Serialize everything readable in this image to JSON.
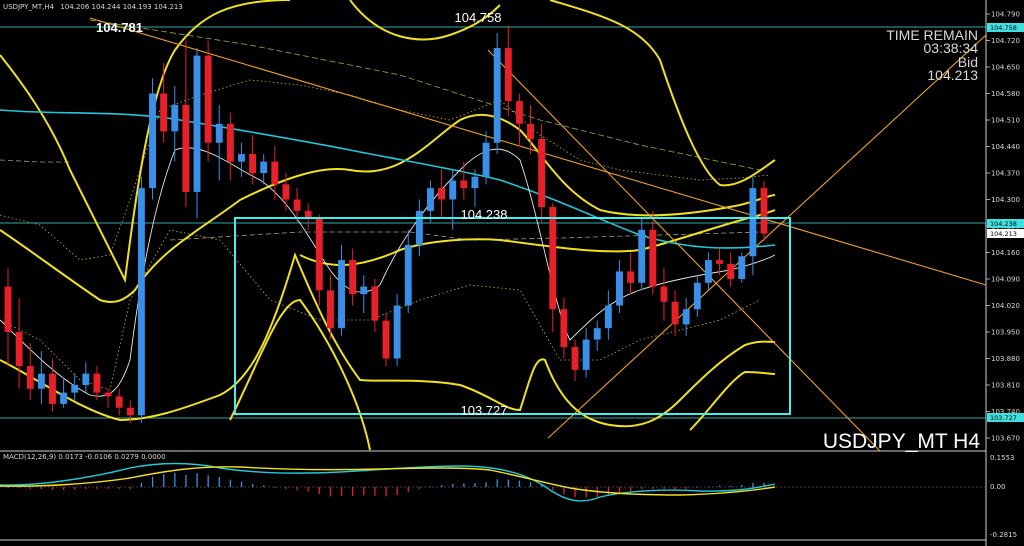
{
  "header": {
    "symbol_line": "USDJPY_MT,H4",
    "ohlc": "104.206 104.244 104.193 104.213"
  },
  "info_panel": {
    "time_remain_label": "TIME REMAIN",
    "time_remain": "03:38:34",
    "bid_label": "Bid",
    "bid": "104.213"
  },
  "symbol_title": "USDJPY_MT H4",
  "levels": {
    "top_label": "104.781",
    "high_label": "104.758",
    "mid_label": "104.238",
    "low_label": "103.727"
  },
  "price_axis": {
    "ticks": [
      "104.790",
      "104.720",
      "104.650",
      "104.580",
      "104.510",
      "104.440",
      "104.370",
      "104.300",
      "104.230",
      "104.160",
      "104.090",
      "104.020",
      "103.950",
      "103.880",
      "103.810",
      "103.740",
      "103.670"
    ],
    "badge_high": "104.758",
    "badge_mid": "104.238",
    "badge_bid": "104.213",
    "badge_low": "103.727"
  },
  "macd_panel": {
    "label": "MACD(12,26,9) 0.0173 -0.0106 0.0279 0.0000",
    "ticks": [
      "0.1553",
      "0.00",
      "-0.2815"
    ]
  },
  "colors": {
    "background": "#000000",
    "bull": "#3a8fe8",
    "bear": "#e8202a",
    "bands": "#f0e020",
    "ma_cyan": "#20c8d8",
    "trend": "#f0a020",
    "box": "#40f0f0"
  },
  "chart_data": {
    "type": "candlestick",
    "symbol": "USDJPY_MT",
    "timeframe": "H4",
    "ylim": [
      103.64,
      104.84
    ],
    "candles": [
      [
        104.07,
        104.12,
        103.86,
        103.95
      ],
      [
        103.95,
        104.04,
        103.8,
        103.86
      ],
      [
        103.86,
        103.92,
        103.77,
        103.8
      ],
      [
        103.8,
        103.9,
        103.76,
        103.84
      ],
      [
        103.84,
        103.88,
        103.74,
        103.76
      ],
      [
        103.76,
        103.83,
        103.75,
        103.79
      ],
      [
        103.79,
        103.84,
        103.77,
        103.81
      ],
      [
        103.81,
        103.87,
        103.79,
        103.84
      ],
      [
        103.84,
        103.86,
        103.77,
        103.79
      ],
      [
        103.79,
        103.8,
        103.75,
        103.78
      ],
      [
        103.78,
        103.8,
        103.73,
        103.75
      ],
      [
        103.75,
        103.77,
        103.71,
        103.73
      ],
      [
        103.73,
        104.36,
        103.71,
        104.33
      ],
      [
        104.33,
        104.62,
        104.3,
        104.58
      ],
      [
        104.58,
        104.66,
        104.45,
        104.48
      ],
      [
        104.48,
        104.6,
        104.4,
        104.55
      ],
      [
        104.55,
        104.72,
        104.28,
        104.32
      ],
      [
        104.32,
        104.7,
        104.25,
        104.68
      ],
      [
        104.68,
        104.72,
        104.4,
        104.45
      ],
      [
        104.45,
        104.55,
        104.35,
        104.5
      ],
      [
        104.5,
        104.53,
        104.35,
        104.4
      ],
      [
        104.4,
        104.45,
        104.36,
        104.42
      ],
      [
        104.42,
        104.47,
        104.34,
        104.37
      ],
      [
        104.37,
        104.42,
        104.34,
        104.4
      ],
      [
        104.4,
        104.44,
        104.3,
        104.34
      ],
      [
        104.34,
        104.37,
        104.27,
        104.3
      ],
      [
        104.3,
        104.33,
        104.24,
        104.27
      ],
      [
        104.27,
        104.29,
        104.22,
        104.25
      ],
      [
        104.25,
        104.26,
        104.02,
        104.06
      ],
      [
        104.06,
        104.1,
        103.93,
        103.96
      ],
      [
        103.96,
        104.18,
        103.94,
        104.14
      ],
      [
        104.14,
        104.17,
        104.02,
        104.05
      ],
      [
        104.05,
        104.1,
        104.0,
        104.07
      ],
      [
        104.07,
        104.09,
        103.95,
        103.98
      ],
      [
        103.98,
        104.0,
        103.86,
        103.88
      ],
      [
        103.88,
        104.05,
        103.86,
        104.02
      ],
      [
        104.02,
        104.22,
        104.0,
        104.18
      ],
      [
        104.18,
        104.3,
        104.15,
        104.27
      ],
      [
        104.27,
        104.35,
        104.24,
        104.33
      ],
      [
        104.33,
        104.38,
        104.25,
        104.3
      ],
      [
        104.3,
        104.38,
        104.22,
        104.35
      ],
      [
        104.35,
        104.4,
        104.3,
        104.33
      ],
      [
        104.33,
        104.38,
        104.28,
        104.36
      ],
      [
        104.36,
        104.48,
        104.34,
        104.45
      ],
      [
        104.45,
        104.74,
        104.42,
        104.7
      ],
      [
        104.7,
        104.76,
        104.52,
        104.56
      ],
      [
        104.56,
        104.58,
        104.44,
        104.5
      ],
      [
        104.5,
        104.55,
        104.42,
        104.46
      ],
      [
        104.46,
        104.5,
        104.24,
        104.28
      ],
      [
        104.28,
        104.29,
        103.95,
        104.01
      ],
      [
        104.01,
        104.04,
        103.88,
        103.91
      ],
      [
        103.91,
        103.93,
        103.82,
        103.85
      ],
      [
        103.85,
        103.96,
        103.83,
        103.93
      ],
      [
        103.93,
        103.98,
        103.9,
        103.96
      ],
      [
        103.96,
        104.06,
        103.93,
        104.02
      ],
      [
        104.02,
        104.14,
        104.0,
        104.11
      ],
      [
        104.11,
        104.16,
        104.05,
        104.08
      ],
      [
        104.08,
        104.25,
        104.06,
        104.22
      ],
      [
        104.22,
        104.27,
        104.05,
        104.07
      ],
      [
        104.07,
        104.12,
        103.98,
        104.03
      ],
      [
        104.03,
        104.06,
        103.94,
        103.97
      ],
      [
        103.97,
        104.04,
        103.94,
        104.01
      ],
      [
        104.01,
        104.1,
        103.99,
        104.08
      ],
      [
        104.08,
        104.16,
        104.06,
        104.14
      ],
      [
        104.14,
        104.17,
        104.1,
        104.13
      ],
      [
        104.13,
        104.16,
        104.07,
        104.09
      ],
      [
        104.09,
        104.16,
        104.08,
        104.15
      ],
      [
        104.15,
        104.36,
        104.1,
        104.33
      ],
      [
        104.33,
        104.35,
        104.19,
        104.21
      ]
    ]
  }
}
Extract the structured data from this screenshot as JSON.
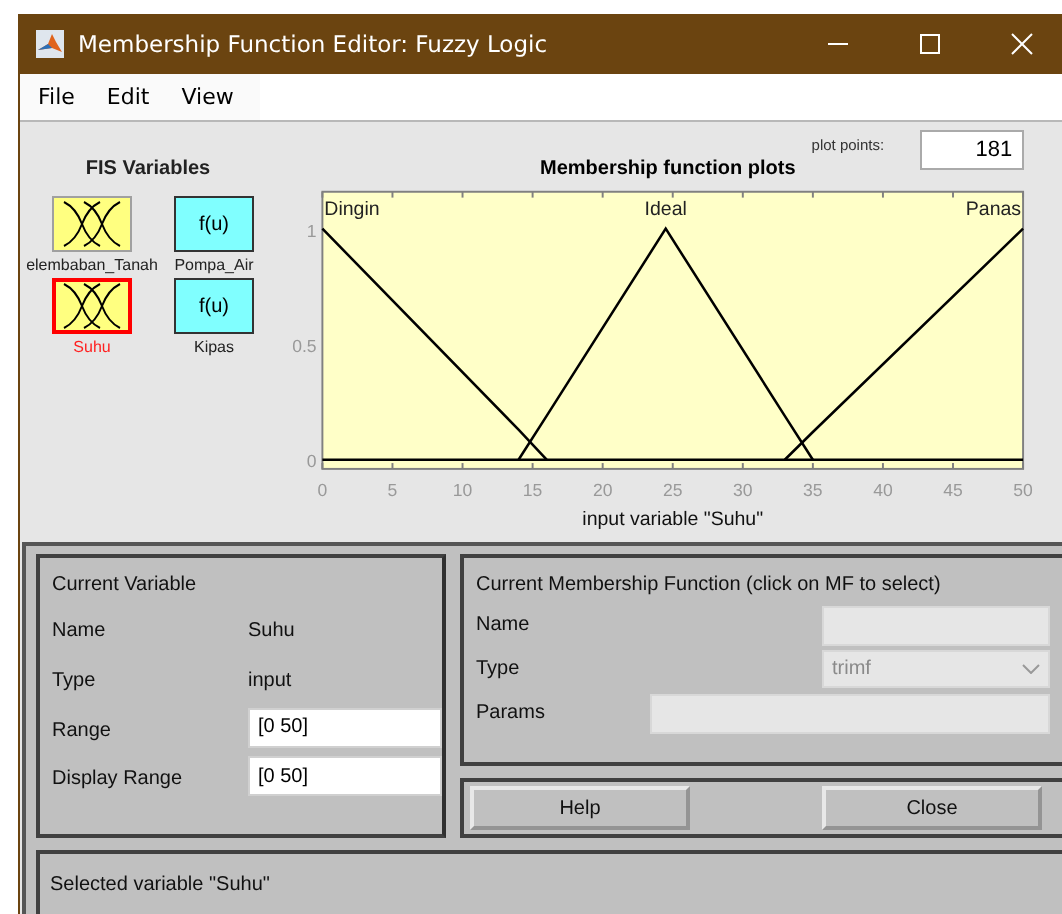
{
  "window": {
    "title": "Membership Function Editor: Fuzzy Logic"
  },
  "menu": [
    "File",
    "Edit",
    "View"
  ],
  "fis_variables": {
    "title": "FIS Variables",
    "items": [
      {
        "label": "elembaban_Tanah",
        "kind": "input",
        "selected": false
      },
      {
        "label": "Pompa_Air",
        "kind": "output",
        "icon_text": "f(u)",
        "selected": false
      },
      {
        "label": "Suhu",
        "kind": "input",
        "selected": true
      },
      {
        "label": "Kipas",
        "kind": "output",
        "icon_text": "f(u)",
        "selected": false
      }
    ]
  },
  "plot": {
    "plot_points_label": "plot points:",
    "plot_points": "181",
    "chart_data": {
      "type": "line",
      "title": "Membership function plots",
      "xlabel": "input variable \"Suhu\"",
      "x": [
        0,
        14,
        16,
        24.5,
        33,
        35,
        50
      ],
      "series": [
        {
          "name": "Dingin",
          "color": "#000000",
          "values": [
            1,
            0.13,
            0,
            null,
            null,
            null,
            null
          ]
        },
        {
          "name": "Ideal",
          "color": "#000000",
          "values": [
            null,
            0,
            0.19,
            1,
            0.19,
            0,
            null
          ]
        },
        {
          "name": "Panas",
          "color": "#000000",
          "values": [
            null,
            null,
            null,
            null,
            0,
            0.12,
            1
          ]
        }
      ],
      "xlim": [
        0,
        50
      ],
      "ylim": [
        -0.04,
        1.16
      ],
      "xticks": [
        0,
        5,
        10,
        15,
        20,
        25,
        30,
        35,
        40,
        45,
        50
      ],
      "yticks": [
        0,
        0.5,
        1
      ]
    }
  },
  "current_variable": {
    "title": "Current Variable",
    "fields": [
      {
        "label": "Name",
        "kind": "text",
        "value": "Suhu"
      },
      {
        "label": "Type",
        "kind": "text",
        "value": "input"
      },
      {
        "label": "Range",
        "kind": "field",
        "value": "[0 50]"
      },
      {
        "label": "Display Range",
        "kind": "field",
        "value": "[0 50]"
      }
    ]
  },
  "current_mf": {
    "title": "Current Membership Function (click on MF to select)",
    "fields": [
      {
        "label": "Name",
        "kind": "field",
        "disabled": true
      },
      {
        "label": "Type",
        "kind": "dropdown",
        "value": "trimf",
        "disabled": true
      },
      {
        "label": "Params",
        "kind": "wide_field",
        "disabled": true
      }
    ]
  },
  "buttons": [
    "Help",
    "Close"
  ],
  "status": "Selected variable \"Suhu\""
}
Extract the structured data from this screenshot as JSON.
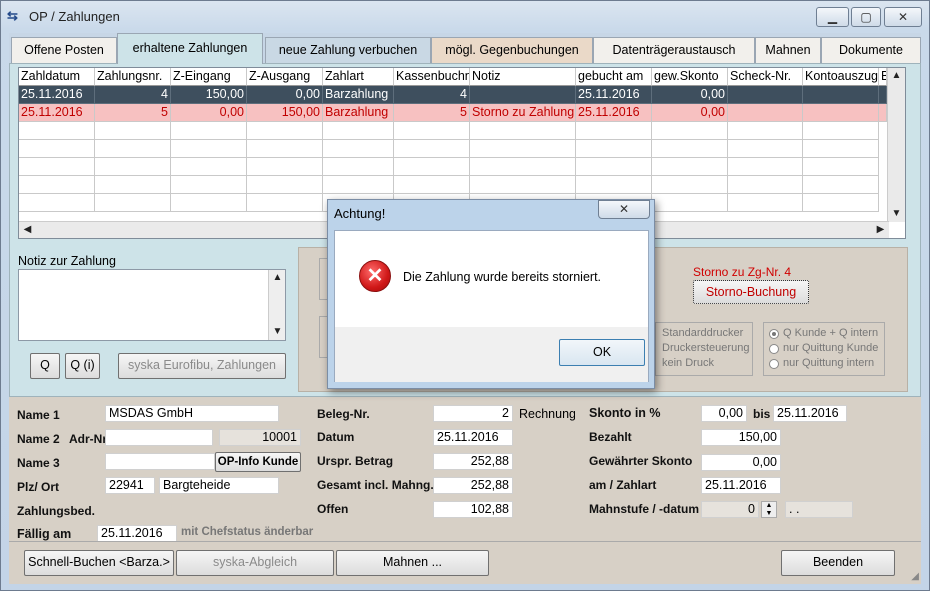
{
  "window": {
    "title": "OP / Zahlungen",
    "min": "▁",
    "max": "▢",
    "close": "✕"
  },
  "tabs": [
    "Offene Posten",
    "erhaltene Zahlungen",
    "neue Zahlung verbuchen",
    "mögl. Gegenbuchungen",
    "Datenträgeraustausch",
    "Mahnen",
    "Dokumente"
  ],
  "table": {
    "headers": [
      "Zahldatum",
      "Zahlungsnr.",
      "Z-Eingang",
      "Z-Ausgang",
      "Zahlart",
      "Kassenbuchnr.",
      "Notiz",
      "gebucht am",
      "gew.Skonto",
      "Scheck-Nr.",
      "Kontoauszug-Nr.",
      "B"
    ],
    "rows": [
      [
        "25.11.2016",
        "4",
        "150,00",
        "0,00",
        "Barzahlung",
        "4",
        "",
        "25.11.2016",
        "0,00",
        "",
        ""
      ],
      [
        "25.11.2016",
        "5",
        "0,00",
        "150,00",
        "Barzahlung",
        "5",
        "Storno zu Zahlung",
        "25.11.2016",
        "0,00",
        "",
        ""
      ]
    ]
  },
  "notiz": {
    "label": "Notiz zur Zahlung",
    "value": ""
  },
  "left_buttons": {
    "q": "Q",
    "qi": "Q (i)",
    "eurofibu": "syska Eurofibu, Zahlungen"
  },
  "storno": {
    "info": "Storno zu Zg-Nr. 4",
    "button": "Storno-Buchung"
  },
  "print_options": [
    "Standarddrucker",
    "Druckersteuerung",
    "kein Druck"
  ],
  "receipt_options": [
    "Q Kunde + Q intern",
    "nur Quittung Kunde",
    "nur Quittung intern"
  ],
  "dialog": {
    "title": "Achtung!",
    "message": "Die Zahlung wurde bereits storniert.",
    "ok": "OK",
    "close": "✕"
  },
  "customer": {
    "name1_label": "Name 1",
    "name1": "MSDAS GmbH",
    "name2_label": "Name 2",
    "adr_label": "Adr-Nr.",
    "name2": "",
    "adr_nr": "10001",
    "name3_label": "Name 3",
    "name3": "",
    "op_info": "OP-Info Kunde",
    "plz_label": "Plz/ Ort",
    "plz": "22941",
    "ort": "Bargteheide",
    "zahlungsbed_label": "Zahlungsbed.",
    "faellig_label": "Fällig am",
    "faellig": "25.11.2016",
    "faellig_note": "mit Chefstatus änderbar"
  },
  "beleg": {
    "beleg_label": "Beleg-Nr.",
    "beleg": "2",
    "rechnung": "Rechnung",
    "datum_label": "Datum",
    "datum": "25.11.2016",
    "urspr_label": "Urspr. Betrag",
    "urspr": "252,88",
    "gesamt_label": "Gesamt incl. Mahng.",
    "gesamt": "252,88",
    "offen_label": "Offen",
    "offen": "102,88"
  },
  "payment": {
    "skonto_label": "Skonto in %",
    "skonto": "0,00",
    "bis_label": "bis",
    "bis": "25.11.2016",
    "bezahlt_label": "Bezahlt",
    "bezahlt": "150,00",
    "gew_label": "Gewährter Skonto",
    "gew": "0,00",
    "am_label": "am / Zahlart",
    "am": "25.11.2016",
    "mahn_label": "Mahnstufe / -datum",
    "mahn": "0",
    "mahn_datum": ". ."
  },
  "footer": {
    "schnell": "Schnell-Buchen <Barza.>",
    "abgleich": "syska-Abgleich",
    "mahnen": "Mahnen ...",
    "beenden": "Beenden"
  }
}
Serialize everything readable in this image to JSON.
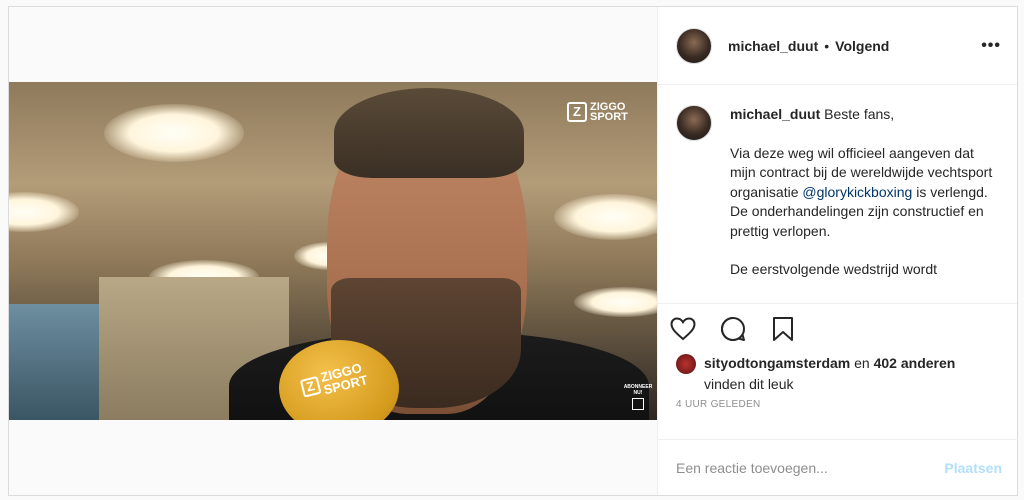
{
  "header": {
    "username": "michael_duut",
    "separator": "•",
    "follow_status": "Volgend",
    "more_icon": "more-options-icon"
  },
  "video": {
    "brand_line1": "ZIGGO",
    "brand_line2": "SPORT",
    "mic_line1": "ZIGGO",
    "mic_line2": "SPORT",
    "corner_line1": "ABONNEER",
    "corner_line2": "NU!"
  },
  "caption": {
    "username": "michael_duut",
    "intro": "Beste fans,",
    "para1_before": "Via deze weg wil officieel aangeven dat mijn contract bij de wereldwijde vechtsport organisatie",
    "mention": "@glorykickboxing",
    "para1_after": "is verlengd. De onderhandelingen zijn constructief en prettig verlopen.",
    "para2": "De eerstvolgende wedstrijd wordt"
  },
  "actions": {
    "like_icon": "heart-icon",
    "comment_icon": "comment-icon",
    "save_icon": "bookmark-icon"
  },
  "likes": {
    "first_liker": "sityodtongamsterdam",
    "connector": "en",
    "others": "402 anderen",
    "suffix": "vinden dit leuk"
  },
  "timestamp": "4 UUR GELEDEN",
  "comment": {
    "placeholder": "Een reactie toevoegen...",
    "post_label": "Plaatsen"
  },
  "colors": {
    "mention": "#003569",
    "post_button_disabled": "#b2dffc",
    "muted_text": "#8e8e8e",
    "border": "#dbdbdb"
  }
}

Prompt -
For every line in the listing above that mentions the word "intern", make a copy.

The completed task -
    "Q Kunde + Q intern",
    "nur Quittung intern"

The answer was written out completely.